Last day of this awesome conference. Because we went to bed quite late (or early, it depends how you look at it), I was a bit hungover. But the adrenalin for my upcoming talk made my hangover disappear unbelievable quickly. The day started with a keynote by Scott Barber titled “Testing Missions in Context From Checking To Assessment”. I had no clue of where this talk would bring us but the title intrigued me. Scott started with a fun incoming message where he was asked to test a website and all discrepancies in production would be blamed on him. The message ended with the rhetorical question: “do you accept this mission?”. Scott talked about missions and tasks and he gave some nice examples using his military history. His advice: “always look at the mission two command levels up”. At the end of his talk he presented his new “Software System Readiness Assessment” and the Software System Assessment Report Card. I think I like his model, but I have to give it some more thought.

Scott Barber - Testing Missions in Context From Checking To Assessment

Scott relaxed on a bar stool on stage


On Wednesday there were only 2 sessions because there was also a second keynote in the afternoon. I went to Michael Albrechts talk “from Good to Great with xBTM”. Michael talked about Session and Thread based test management. Both are very good, but combined they are great, he claims. He showed the tool SBTExecute. I haven’t had the chance to try it yet, but it looks promising. His talked showed how SBTM and TBTM can be combined using mind maps and how this approach can be used in agile.

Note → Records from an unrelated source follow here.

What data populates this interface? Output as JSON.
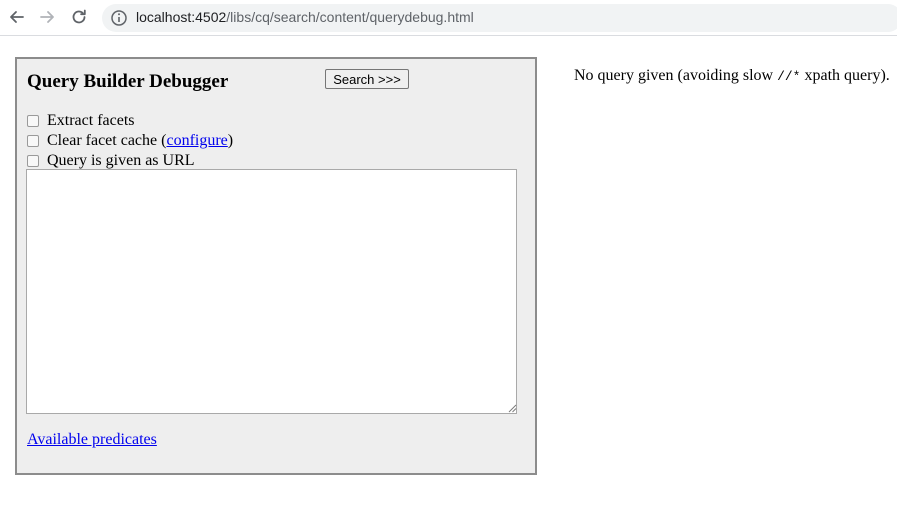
{
  "browser": {
    "url_host": "localhost:4502",
    "url_path": "/libs/cq/search/content/querydebug.html"
  },
  "panel": {
    "title": "Query Builder Debugger",
    "search_label": "Search >>>",
    "options": {
      "extract_facets": "Extract facets",
      "clear_cache_prefix": "Clear facet cache (",
      "configure_link": "configure",
      "clear_cache_suffix": ")",
      "query_as_url": "Query is given as URL"
    },
    "query_value": "",
    "predicates_link": "Available predicates"
  },
  "result": {
    "before": "No query given (avoiding slow ",
    "code": "//*",
    "after": " xpath query)."
  },
  "colors": {
    "panel_bg": "#eeeeee",
    "link": "#0000ee",
    "omnibox": "#f1f3f4"
  }
}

My talk “So you think you can test?” was planned in the second session right after lunch. The rooms was packed and Zeger van Hese (did I mention that he is program chair of EuroStar 2012?) was facilitating the session. What could go wrong? After my talk there was a nice Open Season with some great questions. Thanks all for attending and participating, thank Zeger for facilitating. I hope everybody enjoyed my talk as much as I did.

Michael Albrecht - From Good to Great with xBTM

Look who's talking

So you think you can test? (Photo: Zeger van Hese)

Keynote Julian Harty

Julian did a magnificent keynote titled “Open Sourcing Testing”. He called testers to action to share their stuff with others so all can benefit, learn and eventually become better testers. One of his slides said: Ask “what you I share?” that doesn’t risk “too much”. And I think he is right. We should share more and we should be more open about what we do. Sure there is a lot of stuff which is too privacy-sensitive to share, but why should we reinvent the wheel in every organisation or project? By sharing we can also learn faster…

Julian Harty - Open Sourcing Testing

The End: Organisors on stage saying goodbye

The end…

Here you find all the presentations and lots of other blogs about Let’s Test 2012. I had a wonderful time, met loads of great people and learned a lot. So I think I can truly say: it was an awesome conference. I already registered for Let’s Test 2013 … Count down has begun. See you there? Or if you can’t wait so long: maybe we meet in San Jose at CAST 2012 in a couple of weeks? This promises to be an awesome conference as well!

People leaving, taxis driving on and off

My physical take aways: Julian, Rikard, Torbjörn and Scott: thanks!